### Exercise
Throughout the records below, find each line holding "Cloth" and copy it.

### Exercise data
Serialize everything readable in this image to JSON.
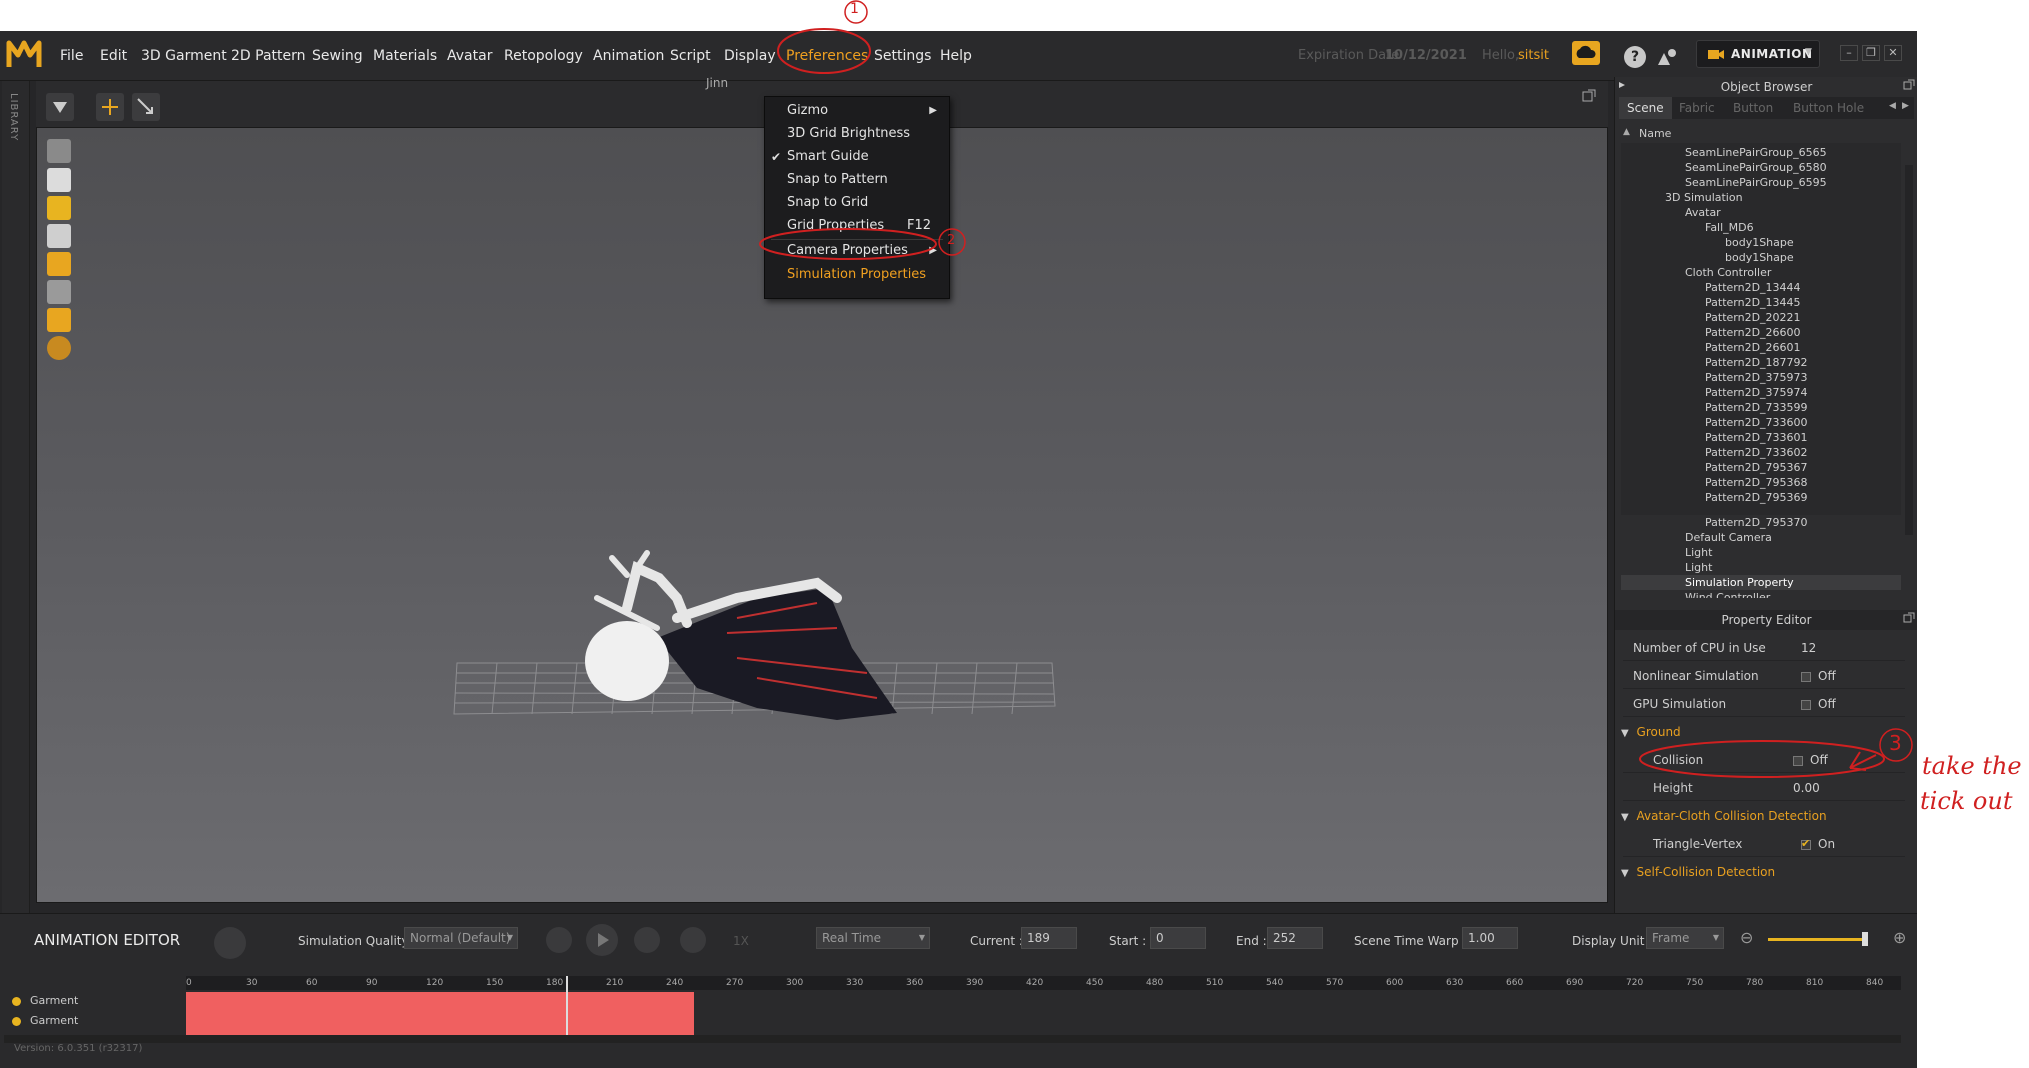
{
  "menubar": {
    "items": [
      "File",
      "Edit",
      "3D Garment",
      "2D Pattern",
      "Sewing",
      "Materials",
      "Avatar",
      "Retopology",
      "Animation",
      "Script",
      "Display",
      "Preferences",
      "Settings",
      "Help"
    ],
    "expiration_label": "Expiration Date",
    "expiration_date": "10/12/2021",
    "hello": "Hello,",
    "user": "sitsit",
    "mode": "ANIMATION"
  },
  "viewport": {
    "title": "Jinn"
  },
  "library_label": "LIBRARY",
  "preferences_menu": [
    {
      "label": "Gizmo",
      "submenu": true
    },
    {
      "label": "3D Grid Brightness"
    },
    {
      "label": "Smart Guide",
      "checked": true
    },
    {
      "label": "Snap to Pattern"
    },
    {
      "label": "Snap to Grid"
    },
    {
      "label": "Grid Properties",
      "shortcut": "F12"
    },
    {
      "label": "Camera Properties",
      "submenu": true
    },
    {
      "label": "Simulation Properties",
      "highlighted": true
    }
  ],
  "object_browser": {
    "title": "Object Browser",
    "tabs": [
      "Scene",
      "Fabric",
      "Button",
      "Button Hole"
    ],
    "column": "Name",
    "tree": [
      "SeamLinePairGroup_6565",
      "SeamLinePairGroup_6580",
      "SeamLinePairGroup_6595",
      "3D Simulation",
      "Avatar",
      "Fall_MD6",
      "body1Shape",
      "body1Shape",
      "Cloth Controller",
      "Pattern2D_13444",
      "Pattern2D_13445",
      "Pattern2D_20221",
      "Pattern2D_26600",
      "Pattern2D_26601",
      "Pattern2D_187792",
      "Pattern2D_375973",
      "Pattern2D_375974",
      "Pattern2D_733599",
      "Pattern2D_733600",
      "Pattern2D_733601",
      "Pattern2D_733602",
      "Pattern2D_795367",
      "Pattern2D_795368",
      "Pattern2D_795369",
      "Pattern2D_795370",
      "Default Camera",
      "Light",
      "Light",
      "Simulation Property",
      "Wind Controller"
    ]
  },
  "property_editor": {
    "title": "Property Editor",
    "cpu_label": "Number of CPU in Use",
    "cpu_value": "12",
    "nonlinear_label": "Nonlinear Simulation",
    "nonlinear_value": "Off",
    "gpu_label": "GPU Simulation",
    "gpu_value": "Off",
    "ground_section": "Ground",
    "collision_label": "Collision",
    "collision_value": "Off",
    "height_label": "Height",
    "height_value": "0.00",
    "avatar_cloth_section": "Avatar-Cloth Collision Detection",
    "triangle_label": "Triangle-Vertex",
    "triangle_value": "On",
    "self_collision_section": "Self-Collision Detection"
  },
  "animation_editor": {
    "title": "ANIMATION EDITOR",
    "sim_quality_label": "Simulation Quality",
    "sim_quality_value": "Normal (Default)",
    "speed": "1X",
    "playback_mode": "Real Time",
    "current_label": "Current :",
    "current_value": "189",
    "start_label": "Start :",
    "start_value": "0",
    "end_label": "End :",
    "end_value": "252",
    "warp_label": "Scene Time Warp",
    "warp_value": "1.00",
    "display_unit_label": "Display Unit",
    "display_unit_value": "Frame",
    "ticks": [
      "0",
      "30",
      "60",
      "90",
      "120",
      "150",
      "180",
      "210",
      "240",
      "270",
      "300",
      "330",
      "360",
      "390",
      "420",
      "450",
      "480",
      "510",
      "540",
      "570",
      "600",
      "630",
      "660",
      "690",
      "720",
      "750",
      "780",
      "810",
      "840"
    ],
    "tracks": [
      "Garment",
      "Garment"
    ],
    "version": "Version: 6.0.351 (r32317)"
  },
  "annotations": {
    "step1": "1",
    "step2": "2",
    "step3": "3",
    "note_line1": "take the",
    "note_line2": "tick out"
  },
  "colors": {
    "accent": "#e8a020",
    "annotation": "#d02020",
    "track": "#f06060"
  }
}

### Task output
      "Cloth Controller",
    "avatar_cloth_section": "Avatar-Cloth Collision Detection",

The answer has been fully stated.